CASE: Carnegie Academy for Science Education and First Light In 1989, Maxine Singer, president of Carnegie at that time, founded First Light, a free Saturday science program for middle school students from D.C. public, charter, private, and parochial schools. The program teaches hands-on science, such as constructing and programming robots, investigating pond ecology, and studying the Solar System and telescope building. First Light marked the beginning of CASE, the Carnegie Academy for Science Education. Since 1994 CASE has also offered professional development for D.C. teachers in science, mathematics, and technology.


The Carnegie Institution's administrative offices are located at 1530 P St., NW, Washington, D.C., at the corner of 16th and P Streets. The building houses the offices of the president, administration and finance, publications, and advancement.

Andrew Carnegie's 23 Organizations Beginning in 1895, Andrew Carnegie contributed his vast fortune toward the establishment of 23 organizations that today bear his name and carry on work in such fields as art, education, international affairs, peace, and scientific research.

Support for eugenics[edit]

In 1920 the Eugenics Record Office, founded by Charles Davenport in 1910 in Cold Spring Harbor, New York, was merged with the Station for Experimental Evolution to become the Carnegie Institution's Department of Genetics. The Institution funded that laboratory until 1939; it employed such anthropologists as Morris Steggerda, who collaborated closely with Davenport. The Carnegie Institution ceased its support of eugenics research and closed the department in 1944. The department's records were retained in a university library. The Carnegie Institution continues its support for legitimate genetic research. Among its notable staff members in that field are Nobel laureates Barbara McClintock, Alfred Hershey and Andrew Fire.

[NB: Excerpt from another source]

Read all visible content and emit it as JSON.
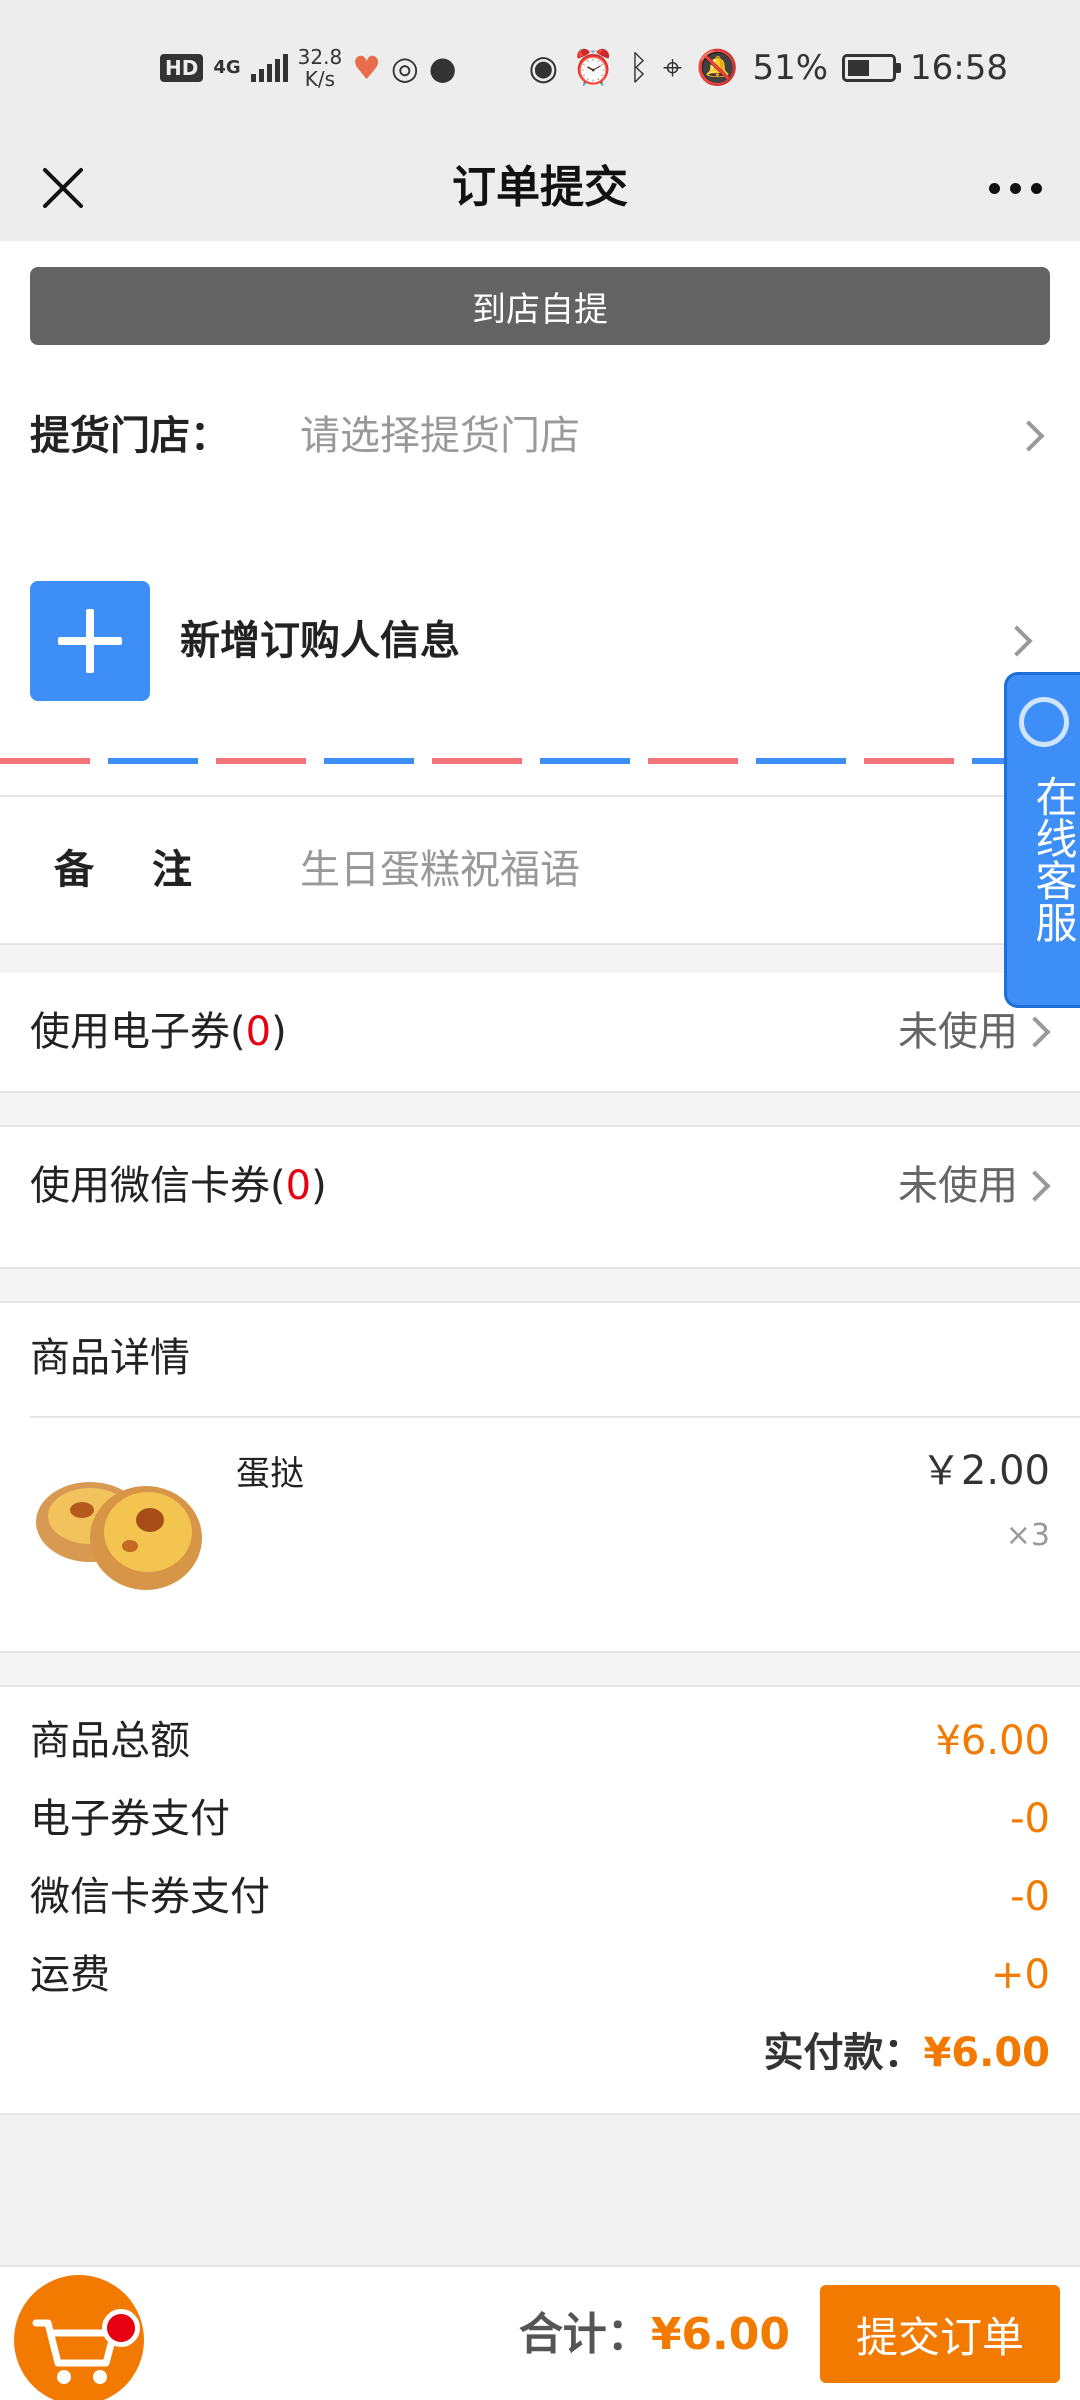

Presidents of the CIW[edit]


External links[edit]

Social presences[edit]